Arthritis and GoutThe powerful anti-inflammatory properties of cherries have been shown to reduce the inflammation seen in gout by reducing uric acid levels in the blood. Because of their high anthocyanins content, they’re also able to prevent the painful inflammation seen in osteoarthritis, even as much as some pain medications. Heart Health The anthocyanins in cherries have been shown to regulate genes involved with fat and glucose metabolism, helping to reduce the risk for high cholesterol, high blood pressure, and diabetes that can lead to stroke and heart disease. Cherries are also high in potassium, which helps regulate heart rate and lower blood pressure.
Add Cherries to Your DietWith all the amazing health benefits listed above, cherries are a true superfood for health! Look for ways to add cherries to your day! If you cannot find fresh cherries in the store, reach for frozen cherries or tart cherry juice. Here are a few ideas to get you started:
- Add frozen cherries or tart cherry juice in your smoothie
- Add dried tart cherries to //foodconfidence.com/2016/02/22/oatmeal-dried-figs-cherries/" target="_blank">oatmeal or //foodconfidence.com/2012/07/26/snack-recipe-homemade-chocolate-cookie-dough-larabar/" target="_blank">homemade energy bars
- Bake them into //foodconfidence.com/2015/03/02/chocolate-cherry-breakfast-muffins/" target="_blank">muffins, cookies or breads.
- Add them to grain salads, //foodconfidence.com/2014/06/25/recipe-lemony-zucchini-noodles-spinach-cherries-pine-nuts/" target="_blank">cold vegetable salads or //foodconfidence.com/2014/10/05/lemon-kale-pasta-eggs-dried-cherries/" target="_blank">pasta dishes
- Make a cherry juice glaze for chicken or fish
- Sprinkle onto fresh fruit salads
- Add dried cherries (or cherry juice) to //foodconfidence.com/2014/08/07/chia-and-oatmeal-breakfast-bowl-cherries/" target="_blank">chia seed pudding or stir into muesli
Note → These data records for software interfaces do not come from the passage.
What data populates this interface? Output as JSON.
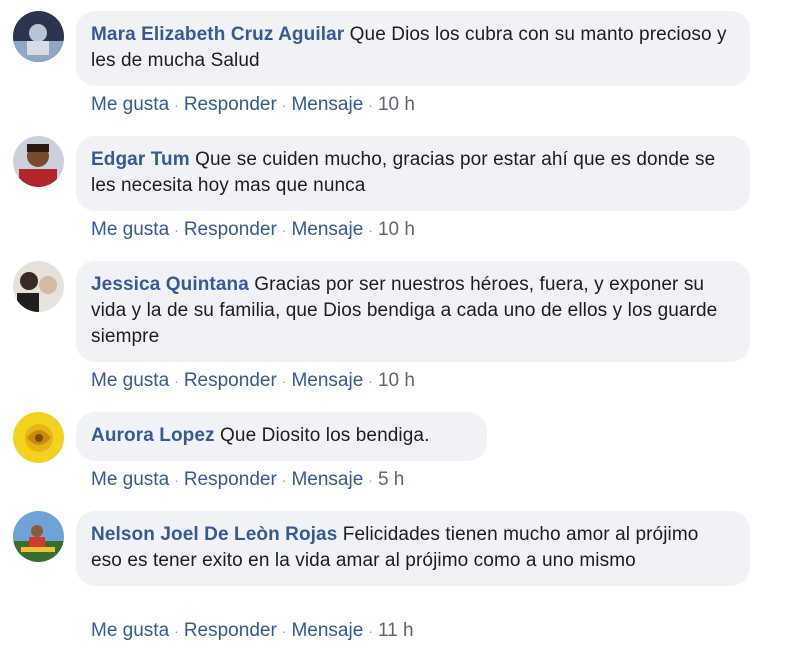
{
  "comments": [
    {
      "author": "Mara Elizabeth Cruz Aguilar",
      "text": "Que Dios los cubra con su manto precioso y les de mucha Salud",
      "time": "10 h",
      "avatar": "avatar-icon"
    },
    {
      "author": "Edgar Tum",
      "text": "Que se cuiden mucho, gracias por estar ahí que es donde se les necesita hoy mas que nunca",
      "time": "10 h",
      "avatar": "avatar-icon"
    },
    {
      "author": "Jessica Quintana",
      "text": "Gracias por ser nuestros héroes, fuera, y exponer su vida y la de su familia, que Dios bendiga a cada uno de ellos y los guarde siempre",
      "time": "10 h",
      "avatar": "avatar-icon"
    },
    {
      "author": "Aurora Lopez",
      "text": "Que Diosito los bendiga.",
      "time": "5 h",
      "avatar": "avatar-icon"
    },
    {
      "author": "Nelson Joel De Leòn Rojas",
      "text": "Felicidades tienen mucho amor al prójimo eso es tener exito en la vida amar al prójimo como a uno mismo",
      "time": "11 h",
      "avatar": "avatar-icon"
    }
  ],
  "actions": {
    "like": "Me gusta",
    "reply": "Responder",
    "message": "Mensaje",
    "separator": "·"
  },
  "colors": {
    "link": "#385898",
    "bubble": "#f0f2f5",
    "meta": "#616770"
  }
}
- Add to //foodconfidence.com/2012/02/21/recipe-redux-dark-chocolate-pretzel-cherry-clusters/" target="_blank">chocolate desserts
- Add dried cherries to homemade granola